Thursday, October 20, 2005
CorpWatch has a little factsheet from 2001 but I bet it's still pretty accurate:
Fifty-one of the world's top 100 economies are corporations.
Royal Dutch Shell's revenues are greater than Venezuela's Gross Domestic Product. Using this measurement, WalMart is bigger than Indonesia. General Motors is roughly the same size as Ireland, New Zealand and Hungary combined.
There are 63,000 transnational corporations worldwide, with 690,000 foreign affiliates.
Three quarters of all transnational corporations are based in North America, Western Europe and Japan.
Ninety-nine of the 100 largest transnational corporations are from the industrialized countries.
green*wash: (n) Disinformation disseminated by an organisation so as to present an environmentally responsible public image. Derivatives greenwashing (n). Origin from green on the pattern of whitewash. The Tenth Edition of the Concise Oxford English Dictionary
green*wash: (gr~en-wosh) -washers, -washing, -washed 1.) The phenomenon of socially and environmentally destructive corporations attempting to preserve and expand their markets by posing as friends of the environment and leaders in the struggle to eradicate poverty. 2) Environmental whitewash. 3) Any attempt to brainwash consumers or policy makers into believing polluting mega-corporations are the key to environmentally sound sustainable development 4) Hogwash. CorpWatch Definition [...]
- BP, the world's second largest oil company and one of the world's largest corporations, advertised its new identity as a leader in moving the world "Beyond Petroleum." It touted its $45 million purchase of the largest Solarex solar energy corporation. But BP will spend $5 billion over five years for oil exploration in Alaska alone.

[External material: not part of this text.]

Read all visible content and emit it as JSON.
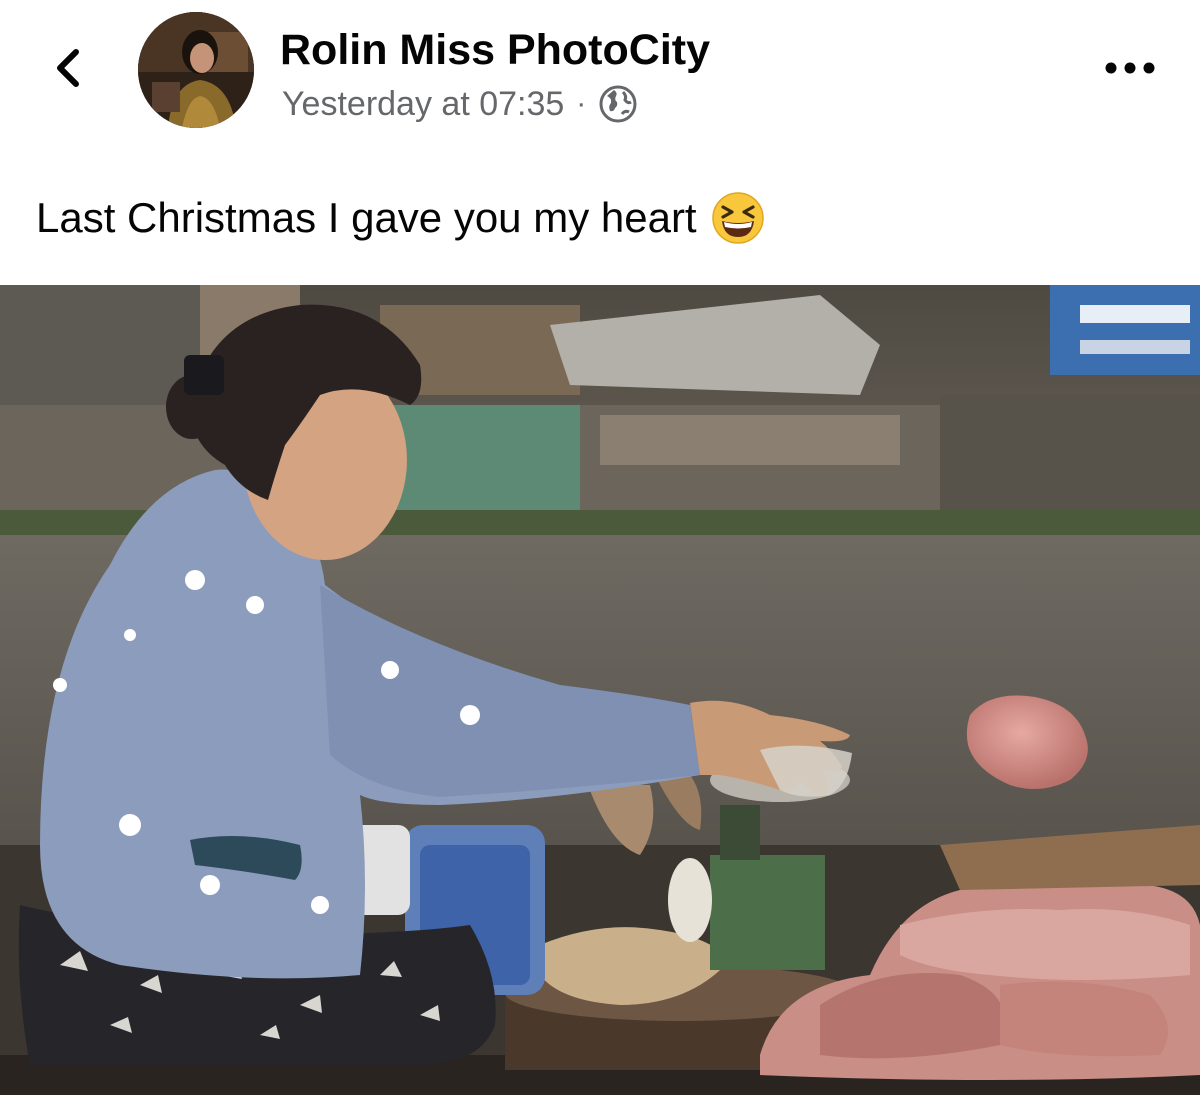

Shell, the world's third largest oil company, continues its clever but misleading ad series "Profits or Principles" which touts Shell's commitment to renewable energy sources and features photos of lush green forests. But Shell spends a miniscule 0.6% of its annual investments on renewables. In true greenwash fashion, Shell's actions do not match its words.
For Earth Day 2000, Ford Motor Company announced that all corporate brand advertising will have an environmental theme. It expects to spend as much on this greenwashing as it does to roll out a new line of cars, such as the global warming gas guzzler Ford Excursion.
Monsanto, Dow, Dupont, Novartis, Zeneca, BASF and Aventis launched the "Council for Biotechnology Information," in April 2000. The Council will spend up to $250 million over 3-5 years to win public approval for genetically engineered foods under the slogan "Good Ideas Are Growing."